US5270935 *Feb 12, 1991Dec 14, 1993General Motors CorporationEngine with prediction/estimation air flow determination
US5273019 *Aug 10, 1992Dec 28, 1993General Motors CorporationApparatus with dynamic prediction of EGR in the intake manifold
US5293553 *Dec 6, 1991Mar 8, 1994General Motors CorporationSoftware air-flow meter for an internal combustion engine
US5394331 *Sep 20, 1993Feb 28, 1995General Motors CorporationMotor vehicle engine control method
US5848580 *Dec 17, 1997Dec 15, 1998Toyota Jidosha Kabushiki KaishaApparatus and method for controlling fuel injection in internal combustion engine
US6370935Oct 16, 1998Apr 16, 2002Cummins, Inc.On-line self-calibration of mass airflow sensors in reciprocating engines
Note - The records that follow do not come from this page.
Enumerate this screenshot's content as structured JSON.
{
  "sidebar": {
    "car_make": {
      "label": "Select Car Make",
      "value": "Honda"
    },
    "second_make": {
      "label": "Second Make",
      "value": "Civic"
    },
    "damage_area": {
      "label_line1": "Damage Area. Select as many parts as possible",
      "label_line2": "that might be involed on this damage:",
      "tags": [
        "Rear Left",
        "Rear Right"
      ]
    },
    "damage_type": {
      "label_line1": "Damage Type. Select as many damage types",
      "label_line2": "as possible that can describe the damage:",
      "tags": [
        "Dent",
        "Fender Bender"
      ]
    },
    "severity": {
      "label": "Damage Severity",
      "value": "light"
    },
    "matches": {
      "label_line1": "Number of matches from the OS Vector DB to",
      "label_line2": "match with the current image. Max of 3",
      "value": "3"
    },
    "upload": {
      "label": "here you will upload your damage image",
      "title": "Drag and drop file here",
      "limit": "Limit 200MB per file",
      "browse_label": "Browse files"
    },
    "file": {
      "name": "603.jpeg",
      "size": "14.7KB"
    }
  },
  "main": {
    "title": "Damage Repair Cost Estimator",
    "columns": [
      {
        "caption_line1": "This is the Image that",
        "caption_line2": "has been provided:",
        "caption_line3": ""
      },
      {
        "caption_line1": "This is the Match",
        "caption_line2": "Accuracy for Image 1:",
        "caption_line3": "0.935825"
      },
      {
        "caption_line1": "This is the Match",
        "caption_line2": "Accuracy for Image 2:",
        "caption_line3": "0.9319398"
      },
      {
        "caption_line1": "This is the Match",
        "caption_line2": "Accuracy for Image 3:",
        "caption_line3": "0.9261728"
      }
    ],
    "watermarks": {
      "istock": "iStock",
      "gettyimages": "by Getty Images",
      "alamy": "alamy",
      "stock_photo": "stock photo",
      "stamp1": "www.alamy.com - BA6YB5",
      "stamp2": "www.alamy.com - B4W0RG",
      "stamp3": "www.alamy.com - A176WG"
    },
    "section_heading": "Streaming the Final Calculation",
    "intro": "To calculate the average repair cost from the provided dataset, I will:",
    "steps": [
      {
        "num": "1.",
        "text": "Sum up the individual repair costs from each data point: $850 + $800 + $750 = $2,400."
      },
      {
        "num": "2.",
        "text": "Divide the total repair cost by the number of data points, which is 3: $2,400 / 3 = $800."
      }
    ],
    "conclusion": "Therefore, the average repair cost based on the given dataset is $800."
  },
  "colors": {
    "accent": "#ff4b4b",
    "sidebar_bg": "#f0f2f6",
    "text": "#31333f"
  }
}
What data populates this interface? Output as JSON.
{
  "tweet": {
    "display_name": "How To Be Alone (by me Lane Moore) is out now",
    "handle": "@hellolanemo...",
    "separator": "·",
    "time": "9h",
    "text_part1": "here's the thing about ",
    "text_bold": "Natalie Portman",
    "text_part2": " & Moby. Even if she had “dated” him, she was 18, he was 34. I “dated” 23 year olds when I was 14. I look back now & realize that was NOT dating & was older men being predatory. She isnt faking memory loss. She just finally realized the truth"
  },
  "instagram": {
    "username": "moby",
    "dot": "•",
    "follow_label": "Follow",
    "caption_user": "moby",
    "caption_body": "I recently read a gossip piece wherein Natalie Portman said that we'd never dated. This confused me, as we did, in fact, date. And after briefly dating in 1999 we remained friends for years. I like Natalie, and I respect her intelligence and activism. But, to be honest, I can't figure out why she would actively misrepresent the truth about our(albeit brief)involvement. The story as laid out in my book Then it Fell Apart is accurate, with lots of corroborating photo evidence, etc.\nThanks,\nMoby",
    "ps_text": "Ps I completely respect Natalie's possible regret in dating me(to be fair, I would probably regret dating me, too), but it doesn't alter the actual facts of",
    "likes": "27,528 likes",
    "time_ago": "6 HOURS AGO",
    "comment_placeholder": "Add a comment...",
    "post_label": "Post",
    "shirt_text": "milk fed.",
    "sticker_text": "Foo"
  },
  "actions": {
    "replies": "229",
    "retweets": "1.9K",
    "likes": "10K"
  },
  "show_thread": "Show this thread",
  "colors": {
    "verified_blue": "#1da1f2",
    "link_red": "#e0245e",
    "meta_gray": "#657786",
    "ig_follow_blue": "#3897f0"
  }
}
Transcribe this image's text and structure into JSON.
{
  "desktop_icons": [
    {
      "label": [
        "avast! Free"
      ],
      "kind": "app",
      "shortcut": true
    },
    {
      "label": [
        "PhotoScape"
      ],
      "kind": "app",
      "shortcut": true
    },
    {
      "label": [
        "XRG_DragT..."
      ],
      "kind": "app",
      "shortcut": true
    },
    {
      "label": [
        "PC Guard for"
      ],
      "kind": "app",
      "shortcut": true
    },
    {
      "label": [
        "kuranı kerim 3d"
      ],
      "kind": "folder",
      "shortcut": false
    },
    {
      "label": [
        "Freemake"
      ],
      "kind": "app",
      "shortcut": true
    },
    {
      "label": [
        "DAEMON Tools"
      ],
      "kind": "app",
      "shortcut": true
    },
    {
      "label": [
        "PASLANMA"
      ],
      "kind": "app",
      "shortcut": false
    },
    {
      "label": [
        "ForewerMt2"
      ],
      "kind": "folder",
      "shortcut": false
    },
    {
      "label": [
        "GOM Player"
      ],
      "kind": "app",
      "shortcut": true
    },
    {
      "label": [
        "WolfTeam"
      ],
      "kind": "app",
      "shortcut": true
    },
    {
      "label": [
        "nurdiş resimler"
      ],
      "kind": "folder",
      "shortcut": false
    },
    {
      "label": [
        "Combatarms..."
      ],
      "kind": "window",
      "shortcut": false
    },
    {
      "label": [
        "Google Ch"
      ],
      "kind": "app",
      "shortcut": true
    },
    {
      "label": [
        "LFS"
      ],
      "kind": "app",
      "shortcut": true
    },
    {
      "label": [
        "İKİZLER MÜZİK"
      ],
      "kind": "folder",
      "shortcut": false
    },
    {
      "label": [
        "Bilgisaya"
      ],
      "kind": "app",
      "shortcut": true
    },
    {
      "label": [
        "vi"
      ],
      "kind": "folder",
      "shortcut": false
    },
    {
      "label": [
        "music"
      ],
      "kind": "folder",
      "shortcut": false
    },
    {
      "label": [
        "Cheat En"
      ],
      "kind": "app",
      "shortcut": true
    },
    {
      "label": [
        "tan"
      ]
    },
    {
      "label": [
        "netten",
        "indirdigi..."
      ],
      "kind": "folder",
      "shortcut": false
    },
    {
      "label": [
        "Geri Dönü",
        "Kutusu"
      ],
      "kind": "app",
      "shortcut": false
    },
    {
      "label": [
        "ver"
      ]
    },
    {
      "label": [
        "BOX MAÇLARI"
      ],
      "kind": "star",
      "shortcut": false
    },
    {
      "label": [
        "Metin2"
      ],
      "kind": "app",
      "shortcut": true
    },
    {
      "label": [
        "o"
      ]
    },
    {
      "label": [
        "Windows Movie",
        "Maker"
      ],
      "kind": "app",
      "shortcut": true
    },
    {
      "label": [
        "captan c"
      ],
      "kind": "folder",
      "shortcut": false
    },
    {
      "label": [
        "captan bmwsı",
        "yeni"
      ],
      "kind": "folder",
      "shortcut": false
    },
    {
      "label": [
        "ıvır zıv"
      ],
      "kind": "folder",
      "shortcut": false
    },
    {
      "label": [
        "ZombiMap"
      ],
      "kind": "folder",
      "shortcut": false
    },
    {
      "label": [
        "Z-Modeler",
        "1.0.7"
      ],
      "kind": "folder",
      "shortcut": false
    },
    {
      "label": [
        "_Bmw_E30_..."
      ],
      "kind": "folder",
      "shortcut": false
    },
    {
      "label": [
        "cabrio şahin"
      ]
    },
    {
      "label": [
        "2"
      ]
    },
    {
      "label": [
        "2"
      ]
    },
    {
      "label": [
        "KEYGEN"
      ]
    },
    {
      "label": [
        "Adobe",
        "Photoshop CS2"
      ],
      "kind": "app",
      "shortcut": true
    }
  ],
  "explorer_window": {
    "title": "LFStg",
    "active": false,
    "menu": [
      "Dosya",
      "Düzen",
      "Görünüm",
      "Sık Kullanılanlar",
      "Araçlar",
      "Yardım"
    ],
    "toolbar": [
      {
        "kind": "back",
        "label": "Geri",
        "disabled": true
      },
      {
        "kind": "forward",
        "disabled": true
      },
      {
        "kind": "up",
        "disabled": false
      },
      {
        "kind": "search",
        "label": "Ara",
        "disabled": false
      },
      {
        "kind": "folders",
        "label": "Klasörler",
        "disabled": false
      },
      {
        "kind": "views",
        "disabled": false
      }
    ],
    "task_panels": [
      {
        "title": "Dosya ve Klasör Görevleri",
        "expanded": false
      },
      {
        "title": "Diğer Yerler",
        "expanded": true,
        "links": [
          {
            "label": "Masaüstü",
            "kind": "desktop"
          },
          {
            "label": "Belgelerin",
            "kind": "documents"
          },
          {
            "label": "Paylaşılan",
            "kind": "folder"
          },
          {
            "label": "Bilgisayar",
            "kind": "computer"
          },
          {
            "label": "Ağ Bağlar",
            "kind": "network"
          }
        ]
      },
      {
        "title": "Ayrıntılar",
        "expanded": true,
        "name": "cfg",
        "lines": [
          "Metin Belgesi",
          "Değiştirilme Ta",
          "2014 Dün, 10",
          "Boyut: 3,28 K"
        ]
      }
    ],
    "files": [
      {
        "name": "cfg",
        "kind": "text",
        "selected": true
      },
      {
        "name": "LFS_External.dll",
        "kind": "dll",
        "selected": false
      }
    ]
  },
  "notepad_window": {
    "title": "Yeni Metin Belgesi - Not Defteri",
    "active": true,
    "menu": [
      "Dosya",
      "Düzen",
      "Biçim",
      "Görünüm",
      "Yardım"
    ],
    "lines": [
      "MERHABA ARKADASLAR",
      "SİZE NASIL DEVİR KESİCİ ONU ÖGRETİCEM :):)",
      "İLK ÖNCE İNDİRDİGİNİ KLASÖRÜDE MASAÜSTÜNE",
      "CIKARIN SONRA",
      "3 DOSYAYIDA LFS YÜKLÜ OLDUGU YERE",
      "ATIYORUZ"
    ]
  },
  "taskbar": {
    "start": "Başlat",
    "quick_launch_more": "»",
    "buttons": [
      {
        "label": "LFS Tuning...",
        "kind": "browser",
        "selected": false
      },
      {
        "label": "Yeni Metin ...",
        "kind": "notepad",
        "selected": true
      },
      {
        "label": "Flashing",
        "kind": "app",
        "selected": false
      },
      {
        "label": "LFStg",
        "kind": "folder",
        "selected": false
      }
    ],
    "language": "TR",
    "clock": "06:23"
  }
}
US20130166180 *Dec 27, 2011Jun 27, 2013Nissan Motor Co., Ltd.Control device for internal combustion engine
Classifications
U.S. Classification701/103, 73/195, 700/282, 73/198
International ClassificationF02D41/26, F02D41/18, G01M15/04, G01F1/86
Cooperative ClassificationF02D41/26, F02D41/18, Y02T10/42
European ClassificationF02D41/18, F02D41/26
Legal Events
DateCodeEventDescription
Sep 27, 1984ASAssignment
Owner name: FORD MOTOR COMPANY, DEARBORN, MI A DE CORP.
Free format text: ASSIGNMENT OF ASSIGNORS INTEREST.;ASSIGNORS:APOSCHANSKI, ALEXANDER;BUGLIONE, ARTHUR J.;COATS, JAMESM.;AND OTHERS;REEL/FRAME:004305/0579
Effective date: 19840530
Nov 30, 1989FPAYFee payment
Year of fee payment: 4
Feb 15, 1994REMIMaintenance fee reminder mailed
Jul 10, 1994LAPSLapse for failure to pay maintenance fees
Sep 20, 1994FPExpired due to failure to pay maintenance fee
Effective date: 19940713